Roman went on to receive her Ph.D. in Astronomy at the University of Chicago in 1949, where she worked for six more years at the Yerkes Observatory as an instructor and assistant professor.

Seeing little chance for tenure as a woman, Roman took a position at the U.S. Naval Research Laboratory in Washington, D.C. where she eventually won the trust of her peers and began to work in radio astronomy, geodetics, and microwave spectroscopy.

She attended a lecture on the origin of the moon given at the newly formed National Aeronautics and Space Administration in the late 1950s where she was presented with the opportunity to work for NASA and set up a program in space astronomy.

As she told National Geographic, “The idea of coming in with an absolutely clean slate to set up a program I thought was likely to influence astronomy for 50 years was just a challenge that I couldn’t turn down. That’s all there is to it.”

She dedicated her time at NASA to promoting, initiating and supporting in-space observation, from satellites to the Scout probe. In 1964, her name was even given to a newly discovered asteroid, 2516 Roman.

But Roman’s crowning achievement at NASA was perhaps the greatest gift ever given to astrophysics: the Hubble Space Telescope, the groundbreaking satellite observatory that has generated more than 1.2 million observations and 14,000 scientific papers. Roman tirelessly laid the foundation that eventually made NASA’s space-based observatory a reality.

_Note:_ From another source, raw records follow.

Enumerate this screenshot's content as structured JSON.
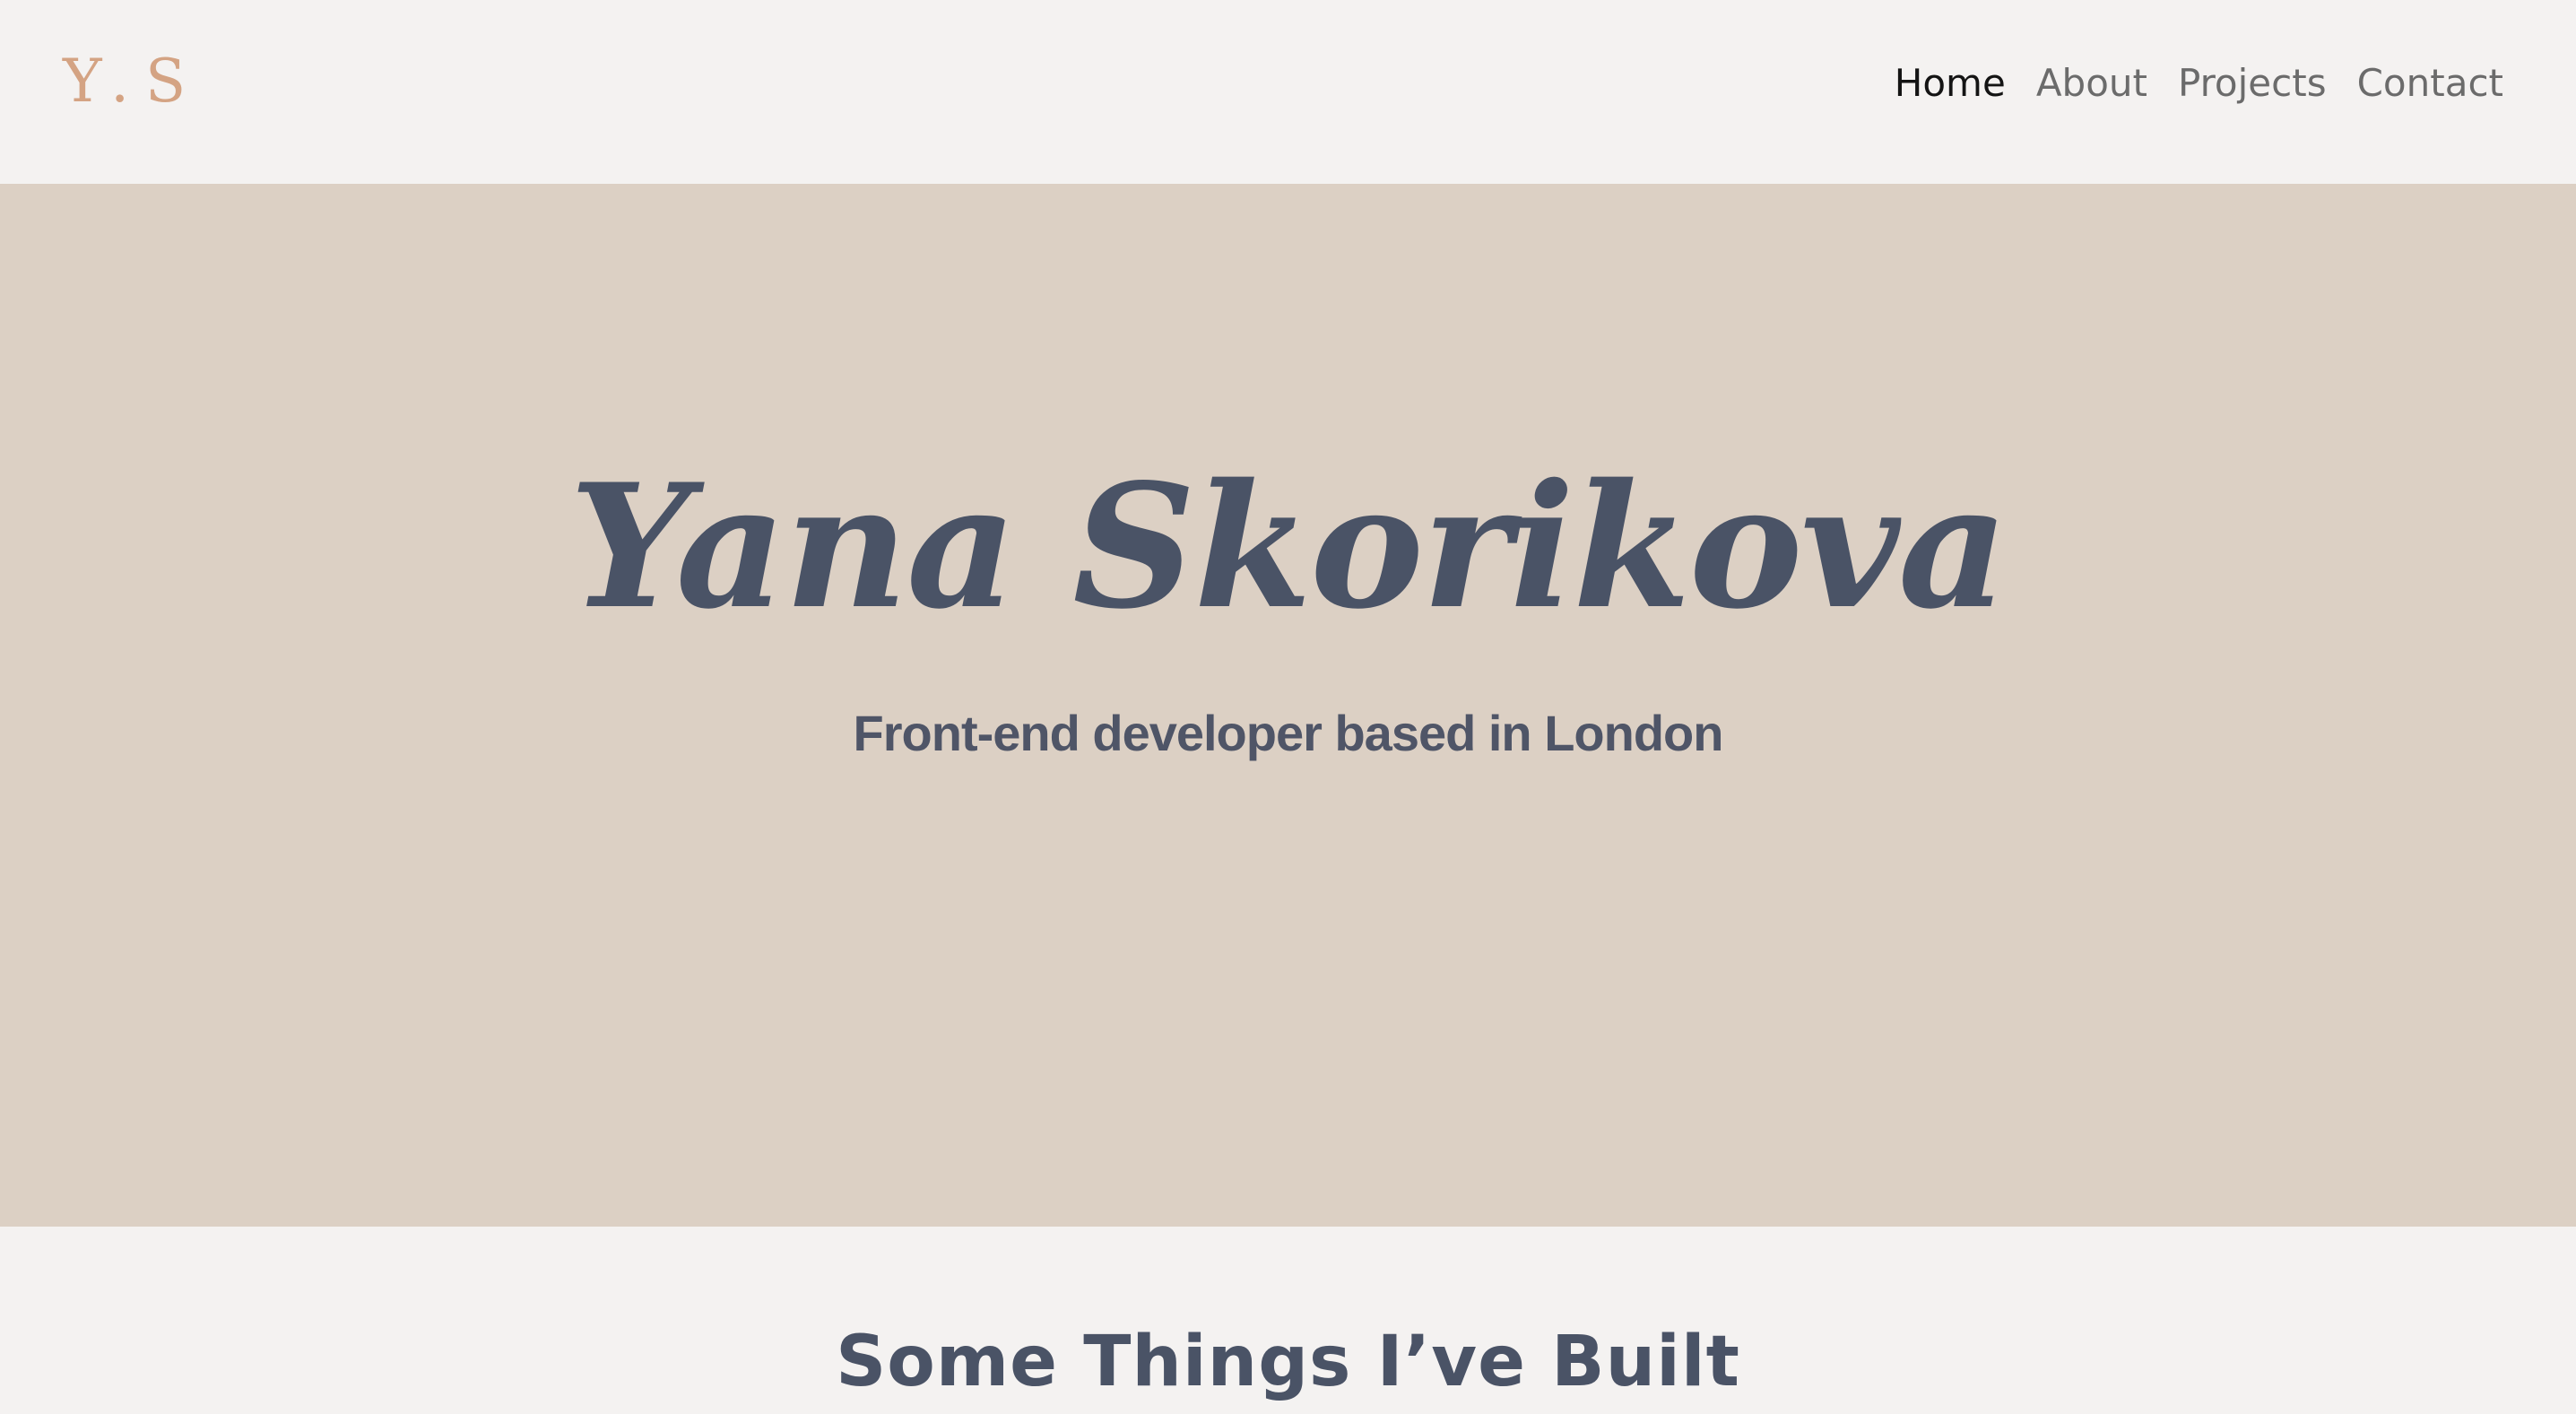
{
  "header": {
    "logo": "Y.S",
    "nav": [
      {
        "label": "Home",
        "active": true
      },
      {
        "label": "About",
        "active": false
      },
      {
        "label": "Projects",
        "active": false
      },
      {
        "label": "Contact",
        "active": false
      }
    ]
  },
  "hero": {
    "name": "Yana Skorikova",
    "subtitle": "Front-end developer based in London"
  },
  "projects": {
    "title": "Some Things I’ve Built"
  },
  "colors": {
    "page_background": "#f4f2f1",
    "hero_background": "#dcd0c4",
    "logo": "#d4a383",
    "heading": "#4a5366",
    "nav_active": "#141414",
    "nav_inactive": "#6b6b6b"
  }
}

She retired from NASA in 1979 having prepared the way for Hubble’s eventual launch in 1990. “My work helped others explore the evolution of the galaxy,” she told National Geographic. “I did not let the fact that I was a woman deter me.”

Source: National Geographic, Dec. 31, 2018